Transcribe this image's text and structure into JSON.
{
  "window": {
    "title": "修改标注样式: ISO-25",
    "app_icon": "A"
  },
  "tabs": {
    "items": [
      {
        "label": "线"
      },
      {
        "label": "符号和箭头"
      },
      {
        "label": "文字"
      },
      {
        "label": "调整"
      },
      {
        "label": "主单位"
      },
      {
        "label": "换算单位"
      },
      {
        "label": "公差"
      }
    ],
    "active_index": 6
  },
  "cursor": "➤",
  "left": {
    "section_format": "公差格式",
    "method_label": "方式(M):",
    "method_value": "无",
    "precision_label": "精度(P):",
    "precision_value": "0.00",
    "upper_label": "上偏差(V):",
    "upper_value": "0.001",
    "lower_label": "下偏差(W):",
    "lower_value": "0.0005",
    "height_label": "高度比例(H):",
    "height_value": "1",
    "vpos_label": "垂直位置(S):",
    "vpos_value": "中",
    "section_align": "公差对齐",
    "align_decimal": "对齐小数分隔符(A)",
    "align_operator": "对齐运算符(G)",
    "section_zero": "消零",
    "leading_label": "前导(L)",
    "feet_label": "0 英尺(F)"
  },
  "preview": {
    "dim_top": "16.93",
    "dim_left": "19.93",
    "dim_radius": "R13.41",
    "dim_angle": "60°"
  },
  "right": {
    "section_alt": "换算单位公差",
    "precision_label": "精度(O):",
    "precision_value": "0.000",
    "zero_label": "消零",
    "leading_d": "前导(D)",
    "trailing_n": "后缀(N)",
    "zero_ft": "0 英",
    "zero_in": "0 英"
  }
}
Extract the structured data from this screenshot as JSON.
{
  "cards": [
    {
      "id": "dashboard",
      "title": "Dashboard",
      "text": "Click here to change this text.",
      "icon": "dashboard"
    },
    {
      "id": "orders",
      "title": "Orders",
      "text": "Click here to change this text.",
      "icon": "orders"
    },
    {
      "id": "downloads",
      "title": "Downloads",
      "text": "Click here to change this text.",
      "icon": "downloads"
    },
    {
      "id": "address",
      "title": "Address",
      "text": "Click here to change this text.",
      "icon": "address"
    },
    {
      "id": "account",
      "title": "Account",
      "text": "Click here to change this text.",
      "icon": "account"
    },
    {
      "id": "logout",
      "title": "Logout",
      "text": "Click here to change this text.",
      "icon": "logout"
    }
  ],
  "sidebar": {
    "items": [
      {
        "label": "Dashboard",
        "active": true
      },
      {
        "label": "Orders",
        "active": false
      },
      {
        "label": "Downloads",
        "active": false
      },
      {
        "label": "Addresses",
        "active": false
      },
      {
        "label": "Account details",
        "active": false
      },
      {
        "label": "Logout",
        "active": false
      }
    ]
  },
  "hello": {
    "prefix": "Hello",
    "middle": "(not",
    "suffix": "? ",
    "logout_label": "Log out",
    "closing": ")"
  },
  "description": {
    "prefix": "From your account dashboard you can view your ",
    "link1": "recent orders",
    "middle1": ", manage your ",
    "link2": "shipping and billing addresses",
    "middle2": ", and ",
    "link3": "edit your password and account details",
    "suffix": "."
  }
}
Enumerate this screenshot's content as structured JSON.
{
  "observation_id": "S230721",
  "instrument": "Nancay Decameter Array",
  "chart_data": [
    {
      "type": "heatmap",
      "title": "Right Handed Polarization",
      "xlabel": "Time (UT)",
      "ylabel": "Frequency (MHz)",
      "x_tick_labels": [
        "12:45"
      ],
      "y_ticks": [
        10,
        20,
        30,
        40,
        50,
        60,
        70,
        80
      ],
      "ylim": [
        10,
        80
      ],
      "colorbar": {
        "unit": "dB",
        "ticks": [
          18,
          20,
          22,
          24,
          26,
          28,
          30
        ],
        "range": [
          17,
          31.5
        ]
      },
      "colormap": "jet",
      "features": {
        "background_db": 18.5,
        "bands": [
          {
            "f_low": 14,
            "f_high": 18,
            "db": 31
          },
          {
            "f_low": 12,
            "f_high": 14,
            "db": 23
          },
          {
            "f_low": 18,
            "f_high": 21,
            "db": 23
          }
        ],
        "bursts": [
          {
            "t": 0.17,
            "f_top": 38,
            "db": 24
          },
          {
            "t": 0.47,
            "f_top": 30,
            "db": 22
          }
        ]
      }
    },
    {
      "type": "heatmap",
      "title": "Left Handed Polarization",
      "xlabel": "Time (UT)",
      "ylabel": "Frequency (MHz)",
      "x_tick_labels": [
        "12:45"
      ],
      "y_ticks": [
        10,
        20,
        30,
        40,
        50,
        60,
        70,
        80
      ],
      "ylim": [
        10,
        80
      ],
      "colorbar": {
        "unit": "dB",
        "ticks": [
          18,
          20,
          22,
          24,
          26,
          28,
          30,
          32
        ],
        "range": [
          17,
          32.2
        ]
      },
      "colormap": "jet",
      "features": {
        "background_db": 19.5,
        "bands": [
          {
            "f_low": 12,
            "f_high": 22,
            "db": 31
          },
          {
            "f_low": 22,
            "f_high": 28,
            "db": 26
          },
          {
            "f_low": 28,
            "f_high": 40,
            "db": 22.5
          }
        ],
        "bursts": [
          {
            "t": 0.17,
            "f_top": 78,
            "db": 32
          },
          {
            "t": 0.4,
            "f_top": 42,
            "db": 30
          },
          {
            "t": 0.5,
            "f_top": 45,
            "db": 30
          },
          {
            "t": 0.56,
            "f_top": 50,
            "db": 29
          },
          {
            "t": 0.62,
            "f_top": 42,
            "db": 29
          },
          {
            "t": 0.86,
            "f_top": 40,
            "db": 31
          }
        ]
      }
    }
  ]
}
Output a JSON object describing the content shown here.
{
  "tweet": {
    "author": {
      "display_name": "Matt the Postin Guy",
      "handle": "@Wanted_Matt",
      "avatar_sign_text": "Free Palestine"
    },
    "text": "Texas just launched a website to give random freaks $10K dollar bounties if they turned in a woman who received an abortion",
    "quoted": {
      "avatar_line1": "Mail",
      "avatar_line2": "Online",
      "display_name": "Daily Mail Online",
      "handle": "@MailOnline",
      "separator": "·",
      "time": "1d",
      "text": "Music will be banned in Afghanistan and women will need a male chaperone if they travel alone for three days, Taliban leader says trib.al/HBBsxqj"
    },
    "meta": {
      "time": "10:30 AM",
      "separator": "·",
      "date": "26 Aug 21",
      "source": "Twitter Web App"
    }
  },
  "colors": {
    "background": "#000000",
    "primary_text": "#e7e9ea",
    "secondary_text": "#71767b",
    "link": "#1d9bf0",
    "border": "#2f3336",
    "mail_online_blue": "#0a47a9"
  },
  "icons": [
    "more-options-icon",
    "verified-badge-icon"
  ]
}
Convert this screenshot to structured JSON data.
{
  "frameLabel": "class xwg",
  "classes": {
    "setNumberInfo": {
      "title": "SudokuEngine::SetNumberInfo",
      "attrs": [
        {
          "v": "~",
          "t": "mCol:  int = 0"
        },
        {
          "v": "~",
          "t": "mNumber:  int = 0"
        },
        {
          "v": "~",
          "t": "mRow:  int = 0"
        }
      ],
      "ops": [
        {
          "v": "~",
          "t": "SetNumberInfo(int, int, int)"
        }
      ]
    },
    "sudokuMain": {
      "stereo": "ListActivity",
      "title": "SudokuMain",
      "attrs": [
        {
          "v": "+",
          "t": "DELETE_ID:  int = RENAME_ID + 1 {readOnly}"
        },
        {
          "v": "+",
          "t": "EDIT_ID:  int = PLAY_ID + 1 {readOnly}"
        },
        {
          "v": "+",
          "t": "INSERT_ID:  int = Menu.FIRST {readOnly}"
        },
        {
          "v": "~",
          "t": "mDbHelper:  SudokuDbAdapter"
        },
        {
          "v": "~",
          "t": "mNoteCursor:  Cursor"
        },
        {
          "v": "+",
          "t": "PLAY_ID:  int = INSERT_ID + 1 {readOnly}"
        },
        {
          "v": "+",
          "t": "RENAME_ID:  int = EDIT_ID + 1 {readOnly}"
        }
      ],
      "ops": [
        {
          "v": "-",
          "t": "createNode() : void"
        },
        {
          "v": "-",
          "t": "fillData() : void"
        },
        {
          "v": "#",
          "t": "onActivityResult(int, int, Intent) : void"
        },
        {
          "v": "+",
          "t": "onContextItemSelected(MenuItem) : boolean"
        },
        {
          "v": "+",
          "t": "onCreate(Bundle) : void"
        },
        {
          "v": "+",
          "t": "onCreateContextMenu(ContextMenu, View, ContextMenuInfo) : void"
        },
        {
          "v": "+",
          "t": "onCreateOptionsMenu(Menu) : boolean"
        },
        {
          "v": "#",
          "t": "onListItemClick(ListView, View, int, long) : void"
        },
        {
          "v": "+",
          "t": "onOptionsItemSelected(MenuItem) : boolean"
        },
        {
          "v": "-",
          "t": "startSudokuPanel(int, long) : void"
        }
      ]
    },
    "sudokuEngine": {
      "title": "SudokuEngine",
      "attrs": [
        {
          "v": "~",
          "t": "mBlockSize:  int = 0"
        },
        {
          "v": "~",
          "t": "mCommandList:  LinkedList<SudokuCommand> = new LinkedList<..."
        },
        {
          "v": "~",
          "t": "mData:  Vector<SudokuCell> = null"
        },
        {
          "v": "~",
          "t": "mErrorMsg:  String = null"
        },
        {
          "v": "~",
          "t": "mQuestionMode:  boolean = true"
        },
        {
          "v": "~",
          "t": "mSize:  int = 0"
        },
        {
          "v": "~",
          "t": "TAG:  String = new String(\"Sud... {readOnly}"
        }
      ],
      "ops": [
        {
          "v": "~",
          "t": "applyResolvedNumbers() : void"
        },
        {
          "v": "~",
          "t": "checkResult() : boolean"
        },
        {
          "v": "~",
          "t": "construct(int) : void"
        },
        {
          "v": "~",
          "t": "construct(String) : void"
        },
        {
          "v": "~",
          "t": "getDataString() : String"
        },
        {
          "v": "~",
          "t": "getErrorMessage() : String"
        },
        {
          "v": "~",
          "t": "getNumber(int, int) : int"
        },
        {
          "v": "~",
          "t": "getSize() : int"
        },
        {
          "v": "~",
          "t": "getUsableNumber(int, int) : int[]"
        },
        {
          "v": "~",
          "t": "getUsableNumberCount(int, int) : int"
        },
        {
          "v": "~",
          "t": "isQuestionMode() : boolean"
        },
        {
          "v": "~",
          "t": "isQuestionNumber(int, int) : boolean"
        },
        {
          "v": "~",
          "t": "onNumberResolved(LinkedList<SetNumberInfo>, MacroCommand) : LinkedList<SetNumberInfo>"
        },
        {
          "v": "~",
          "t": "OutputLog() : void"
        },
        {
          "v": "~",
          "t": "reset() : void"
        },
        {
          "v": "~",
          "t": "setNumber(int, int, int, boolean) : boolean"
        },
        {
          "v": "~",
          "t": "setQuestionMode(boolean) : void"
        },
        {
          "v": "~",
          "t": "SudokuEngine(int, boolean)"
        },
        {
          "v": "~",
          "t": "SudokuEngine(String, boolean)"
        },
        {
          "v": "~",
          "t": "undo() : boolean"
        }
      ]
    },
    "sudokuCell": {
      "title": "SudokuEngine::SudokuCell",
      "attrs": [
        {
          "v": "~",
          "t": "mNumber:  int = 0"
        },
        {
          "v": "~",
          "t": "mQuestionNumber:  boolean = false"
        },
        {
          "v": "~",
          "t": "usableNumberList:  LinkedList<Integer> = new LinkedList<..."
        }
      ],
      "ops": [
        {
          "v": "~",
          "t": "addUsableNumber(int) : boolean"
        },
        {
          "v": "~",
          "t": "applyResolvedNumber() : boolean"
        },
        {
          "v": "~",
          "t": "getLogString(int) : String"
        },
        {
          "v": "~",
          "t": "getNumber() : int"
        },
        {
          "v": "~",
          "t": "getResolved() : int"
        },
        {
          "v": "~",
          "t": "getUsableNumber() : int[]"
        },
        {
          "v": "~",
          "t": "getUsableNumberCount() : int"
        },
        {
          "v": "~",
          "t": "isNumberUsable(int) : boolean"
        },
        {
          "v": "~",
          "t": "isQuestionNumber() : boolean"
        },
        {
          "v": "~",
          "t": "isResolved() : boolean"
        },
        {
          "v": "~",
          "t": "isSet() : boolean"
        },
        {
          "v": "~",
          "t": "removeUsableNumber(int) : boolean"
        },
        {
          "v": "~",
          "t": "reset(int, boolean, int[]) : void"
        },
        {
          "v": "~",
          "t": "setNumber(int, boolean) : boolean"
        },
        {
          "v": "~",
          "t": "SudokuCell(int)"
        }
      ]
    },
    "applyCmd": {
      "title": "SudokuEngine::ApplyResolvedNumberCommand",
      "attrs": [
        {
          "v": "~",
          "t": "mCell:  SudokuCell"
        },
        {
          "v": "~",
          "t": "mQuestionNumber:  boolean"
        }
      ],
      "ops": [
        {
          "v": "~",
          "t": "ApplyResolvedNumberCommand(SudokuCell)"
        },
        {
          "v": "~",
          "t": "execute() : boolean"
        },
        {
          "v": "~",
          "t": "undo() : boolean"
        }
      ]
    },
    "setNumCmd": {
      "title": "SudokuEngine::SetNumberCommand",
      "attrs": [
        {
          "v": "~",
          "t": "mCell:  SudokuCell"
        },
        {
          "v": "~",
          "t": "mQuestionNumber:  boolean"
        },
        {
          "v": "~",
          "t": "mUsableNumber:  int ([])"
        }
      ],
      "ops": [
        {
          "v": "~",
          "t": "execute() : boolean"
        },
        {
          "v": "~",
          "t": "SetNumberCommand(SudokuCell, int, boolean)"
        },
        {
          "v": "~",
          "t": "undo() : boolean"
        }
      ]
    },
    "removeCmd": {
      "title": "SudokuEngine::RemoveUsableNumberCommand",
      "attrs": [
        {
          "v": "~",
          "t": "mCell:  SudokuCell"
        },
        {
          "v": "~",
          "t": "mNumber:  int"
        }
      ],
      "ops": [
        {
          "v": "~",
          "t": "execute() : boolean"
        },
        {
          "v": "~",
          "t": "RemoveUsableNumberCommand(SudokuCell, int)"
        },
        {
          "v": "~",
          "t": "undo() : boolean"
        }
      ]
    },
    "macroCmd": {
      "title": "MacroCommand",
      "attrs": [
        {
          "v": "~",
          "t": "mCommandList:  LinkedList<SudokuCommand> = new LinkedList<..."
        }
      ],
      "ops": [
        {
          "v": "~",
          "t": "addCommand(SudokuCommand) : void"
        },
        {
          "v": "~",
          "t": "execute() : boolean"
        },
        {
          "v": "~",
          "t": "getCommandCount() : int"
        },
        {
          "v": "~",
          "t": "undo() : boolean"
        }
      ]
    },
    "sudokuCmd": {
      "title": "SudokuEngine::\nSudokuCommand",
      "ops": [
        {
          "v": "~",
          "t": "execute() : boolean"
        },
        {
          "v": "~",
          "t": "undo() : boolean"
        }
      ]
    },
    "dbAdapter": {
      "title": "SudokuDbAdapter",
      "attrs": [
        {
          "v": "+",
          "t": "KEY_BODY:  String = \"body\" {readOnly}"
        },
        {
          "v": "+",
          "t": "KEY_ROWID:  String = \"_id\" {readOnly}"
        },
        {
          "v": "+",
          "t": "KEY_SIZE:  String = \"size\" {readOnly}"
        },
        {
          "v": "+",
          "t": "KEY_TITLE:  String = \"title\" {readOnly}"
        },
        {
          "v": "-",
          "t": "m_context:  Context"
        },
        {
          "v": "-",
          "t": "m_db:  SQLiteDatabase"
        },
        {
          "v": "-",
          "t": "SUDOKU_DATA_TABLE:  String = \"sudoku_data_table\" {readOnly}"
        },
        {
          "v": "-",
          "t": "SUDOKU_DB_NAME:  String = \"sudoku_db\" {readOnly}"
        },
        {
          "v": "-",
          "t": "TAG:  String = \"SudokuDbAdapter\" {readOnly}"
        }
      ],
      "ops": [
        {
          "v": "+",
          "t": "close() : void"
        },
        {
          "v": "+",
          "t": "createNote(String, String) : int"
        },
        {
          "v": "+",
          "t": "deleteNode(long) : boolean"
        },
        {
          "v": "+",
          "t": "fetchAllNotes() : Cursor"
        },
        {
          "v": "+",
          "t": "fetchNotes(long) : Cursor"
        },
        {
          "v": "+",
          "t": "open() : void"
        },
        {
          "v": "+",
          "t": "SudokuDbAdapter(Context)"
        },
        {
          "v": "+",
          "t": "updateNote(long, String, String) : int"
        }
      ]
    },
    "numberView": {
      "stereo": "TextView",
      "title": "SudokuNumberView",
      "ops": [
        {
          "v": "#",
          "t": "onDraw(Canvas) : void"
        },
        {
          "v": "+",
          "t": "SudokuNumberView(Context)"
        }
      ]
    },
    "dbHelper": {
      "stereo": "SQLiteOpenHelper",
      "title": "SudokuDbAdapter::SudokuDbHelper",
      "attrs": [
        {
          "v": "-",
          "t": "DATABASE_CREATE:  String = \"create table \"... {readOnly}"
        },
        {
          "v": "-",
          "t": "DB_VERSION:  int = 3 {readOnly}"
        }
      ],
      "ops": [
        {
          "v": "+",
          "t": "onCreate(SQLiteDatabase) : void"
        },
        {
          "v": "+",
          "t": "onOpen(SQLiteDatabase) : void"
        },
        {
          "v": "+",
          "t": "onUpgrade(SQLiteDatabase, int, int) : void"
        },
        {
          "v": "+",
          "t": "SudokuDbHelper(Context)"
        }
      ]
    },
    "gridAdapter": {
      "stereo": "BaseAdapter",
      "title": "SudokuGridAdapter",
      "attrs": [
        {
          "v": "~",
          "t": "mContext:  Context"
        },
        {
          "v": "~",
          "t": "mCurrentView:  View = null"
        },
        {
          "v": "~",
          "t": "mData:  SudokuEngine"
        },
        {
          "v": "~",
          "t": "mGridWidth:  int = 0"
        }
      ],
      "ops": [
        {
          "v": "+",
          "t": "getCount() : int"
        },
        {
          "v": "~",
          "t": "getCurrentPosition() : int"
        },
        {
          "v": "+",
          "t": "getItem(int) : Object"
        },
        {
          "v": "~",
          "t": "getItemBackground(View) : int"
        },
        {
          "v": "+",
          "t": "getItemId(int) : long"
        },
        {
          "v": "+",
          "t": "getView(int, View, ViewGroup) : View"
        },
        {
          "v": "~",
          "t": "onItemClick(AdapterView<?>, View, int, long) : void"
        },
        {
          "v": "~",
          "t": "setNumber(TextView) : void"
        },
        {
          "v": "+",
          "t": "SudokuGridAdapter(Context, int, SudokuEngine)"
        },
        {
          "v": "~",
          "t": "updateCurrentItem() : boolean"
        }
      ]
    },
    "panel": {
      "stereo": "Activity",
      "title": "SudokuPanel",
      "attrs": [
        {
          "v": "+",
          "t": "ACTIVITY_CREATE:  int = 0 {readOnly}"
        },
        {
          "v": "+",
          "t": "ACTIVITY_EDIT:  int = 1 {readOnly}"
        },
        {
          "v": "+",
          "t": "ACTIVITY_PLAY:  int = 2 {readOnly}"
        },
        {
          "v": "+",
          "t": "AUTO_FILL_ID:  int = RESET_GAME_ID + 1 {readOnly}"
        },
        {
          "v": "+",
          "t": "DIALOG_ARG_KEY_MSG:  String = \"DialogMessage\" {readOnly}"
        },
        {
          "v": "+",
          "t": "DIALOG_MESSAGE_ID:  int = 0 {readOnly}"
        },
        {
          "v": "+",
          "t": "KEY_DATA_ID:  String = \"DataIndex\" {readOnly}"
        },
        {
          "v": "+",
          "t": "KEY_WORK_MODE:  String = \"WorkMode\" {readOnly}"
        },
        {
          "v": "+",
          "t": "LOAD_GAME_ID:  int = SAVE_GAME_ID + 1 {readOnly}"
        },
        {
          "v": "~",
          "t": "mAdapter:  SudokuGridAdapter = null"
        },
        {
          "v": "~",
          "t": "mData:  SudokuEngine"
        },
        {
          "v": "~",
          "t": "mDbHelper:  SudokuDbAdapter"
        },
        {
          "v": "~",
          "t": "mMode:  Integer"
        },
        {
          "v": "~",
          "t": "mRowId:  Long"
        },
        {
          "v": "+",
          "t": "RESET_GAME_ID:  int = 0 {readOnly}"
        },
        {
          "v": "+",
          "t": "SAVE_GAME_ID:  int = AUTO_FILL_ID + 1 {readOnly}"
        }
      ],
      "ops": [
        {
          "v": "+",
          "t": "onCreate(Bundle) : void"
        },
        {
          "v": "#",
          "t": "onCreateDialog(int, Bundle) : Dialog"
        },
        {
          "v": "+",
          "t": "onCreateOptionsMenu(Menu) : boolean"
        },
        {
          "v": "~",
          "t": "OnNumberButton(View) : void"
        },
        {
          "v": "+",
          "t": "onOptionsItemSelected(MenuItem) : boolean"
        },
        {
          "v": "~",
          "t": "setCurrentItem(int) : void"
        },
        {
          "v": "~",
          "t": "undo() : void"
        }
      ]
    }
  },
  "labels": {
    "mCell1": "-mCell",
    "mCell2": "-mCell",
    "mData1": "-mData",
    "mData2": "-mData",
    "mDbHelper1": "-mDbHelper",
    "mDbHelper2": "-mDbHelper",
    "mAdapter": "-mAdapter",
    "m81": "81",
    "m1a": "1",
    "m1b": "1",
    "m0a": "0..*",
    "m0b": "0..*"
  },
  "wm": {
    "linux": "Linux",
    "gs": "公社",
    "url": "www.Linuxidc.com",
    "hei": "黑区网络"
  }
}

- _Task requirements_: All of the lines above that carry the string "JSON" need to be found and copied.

- _Answer to this problem_:
Transcribe this image's text and structure into JSON.
Extract the structured data from this screenshot as JSON.
Enumerate this screenshot's content as structured JSON.
Output a JSON object describing the content shown here.
Convert this screenshot to structured JSON data.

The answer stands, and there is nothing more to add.